Chuck Brown very much wanted to record an album with a woman, on which they would share vocals together. That opportunity presented itself in 1992, when he recorded the album The Other Side with (then) unknown talent Eva Cassidy.
In 1987 I got a job at Concerto (Amsterdam’s, still existing, main record store) and there the double-album Live ’87 by Chuck Brown & The Soul Searchers went through my fingers. In the store we could play music we liked ourselves. Curious about the record I played it in the store and was immediately grabbed by the beat, the rich instrumentation and the entire feel it had. I purchased the album and have enjoyed it for years.

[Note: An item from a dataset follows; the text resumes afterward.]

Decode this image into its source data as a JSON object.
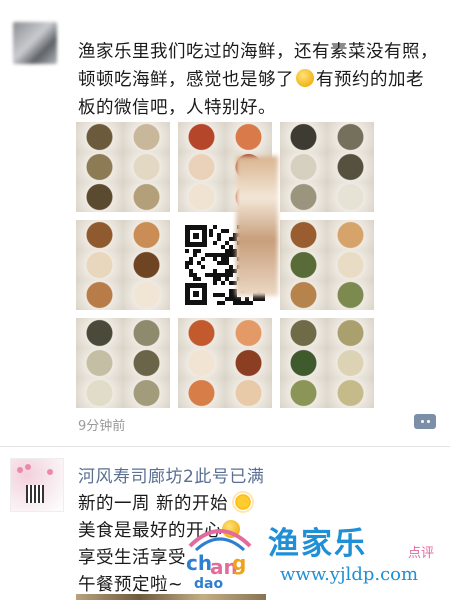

Later on I acquired Any Other Way To Go? on cd. Every listen is great, enjoying We Need Some Money, Go-Go Swing, Midnight Sun, Here We Go Again or the adaptation of Sly Stone’s Family Affair.
On the back of the Live ’87 cover a written piece by D.J. Jay Strongman is included (Strongman was the founder of Flame Records, the label on which Live ’87 was released):
It’s over 75 degrees on a hot summer’s night in downtown Washington D.C. and inside the hangar-like space of a local dance hall the temperature is even hotter. Thousands of eager teenagers are partying down to the percussion–fueled funk of Chuck Brown And The Soul Searchers, the capital city’s no.1 band. The big beat rocks the hall as the kids chant back in response to Chuck’s calls and dedications from the stage, from the soulful jazz of “Harlem Nocturne” to the hip-hop of “The Show”, the Soul Searchers kept that D.C. dance rhythm movin’ an’ groovin! Two and a half sweat-soaked hours later the concert is over, the Godfather of Go-Go has done it again, an exhausted but happy crowd pour out into the night air. This is the experience of Chuck Brown And The Soul Searcher playing live, putting the go into Go-Go, the fun into funk.
Chuck Brown should be greatly missed in the music world. Unfortunately, go-go remained a local Washington phenomenon. Chuck Brown said: “It’s about love, the communication between performer and audience. When you’re on stage, the people put that love to you and you give it back. There’s no other music like it”.
No argument here. Give it a chance!